We tried to come up with a movie reference that compares Apple to the popular kid who loses all of his friends due to poor choices but we failed to think of one. Obviously, they have the hottest items on the market, just like the cool kid in high school… but they are making choices that will leave them without any friends. Call it greed, call it obsession — they could end up destroying some important relationships with their recent shenanigans.
Sony has been trying to get out of the iTunes Store before they were ever in it. They’re constantly talking about leaving the iTunes Store for an iTunes competitor but it never seems to happen. iTunes is important, especially since nothing has been able to overtake it since it opened in 2003.
Even still, a recent event has Sony looking at every option, looking for some way to escape iTunes and break off on their own. Why? Apple denied their Sony Reader application from the App Store. It’s one thing to upset a tiny developer during the review process but Apple just made Sony into an angry lineman looking for a slushy machine.
During recent discussions of subscription-based apps, i.e. The Daily, Apple determined that it wanted more money from developers. We’d like to be optimistic and say it’s not greed… but we don’t see another option. Apple updated their review guidelines to mandate any developer offering add-ons or upgrades must allow customers to purchase the content in-app.
There is still a lot of fog surrounding the new requirements: can developers offer the in-app purchase and an external purchase option? What will Apple say if developers start charging more for the in-app purchase? Will Apple even allow alternative payment methods at all?
Obviously, this affects the eBook apps more than any other market. Most developers are used to giving Apple the required 30% but apps like Kindle, Nook, Kobo and the premature Sony Reader will never make profit with those rules. We covered that more in-depth in an earlier article.
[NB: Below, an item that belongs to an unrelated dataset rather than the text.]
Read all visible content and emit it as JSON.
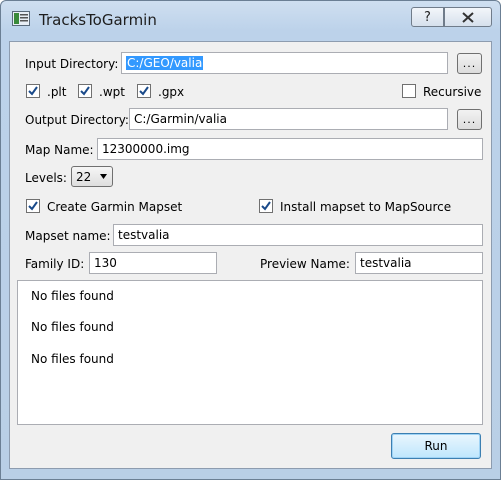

Ultimately, Apple may piss off the wrong company causing a catastrophic drop in their cool factor. If Sony decided to leave iTunes we’d lose access to artists like Kings of Leon, Christina Aguilera, Leona Lewis, Britney Spears, Justin Timberlake, the list goes on. We’re guessing that most major artists require their music to be in iTunes so Sony would need to show them that whatever they’re doing is better than iTunes. (Crap, that didn’t go according to plan. Well, let’s switch to NBC.)
NBC Universal has been in and out of the iTunes Store several times since the introduction of downloadable TV content. Their current stance is that buying TV episodes for $2 is fine but renting them for $1 on the Apple TV is not okay. Huh? In fact, most studios haven’t migrated to the $1 rental, which still confuses the eager-to-pay mindset I have for TV rentals. NBC Universal has a lot more weight to throw around now that Comcast purchased the network. (Oh wait, the court ruling said that they have to make the content available to competitors… where is this article going?)
It looks like we’ve disproved our point and described an Apple that is stronger than ever… but let’s make the final argument anyways: Apple could be discouraging a lot of potential partners by creating terms that will greatly reduce profits, change development directions and negatively affect the consumer experience. We may even find developers removing their apps from the store in the next several months because they can’t turn a profit with Apple’s new rules. If Apple would give up a little control from time to time, they may strengthen their relationships with their developers, improve the available content on the iTunes Store and ensure future reliability… then maybe the consumers will have the user experience we’ve wanted from the beginning.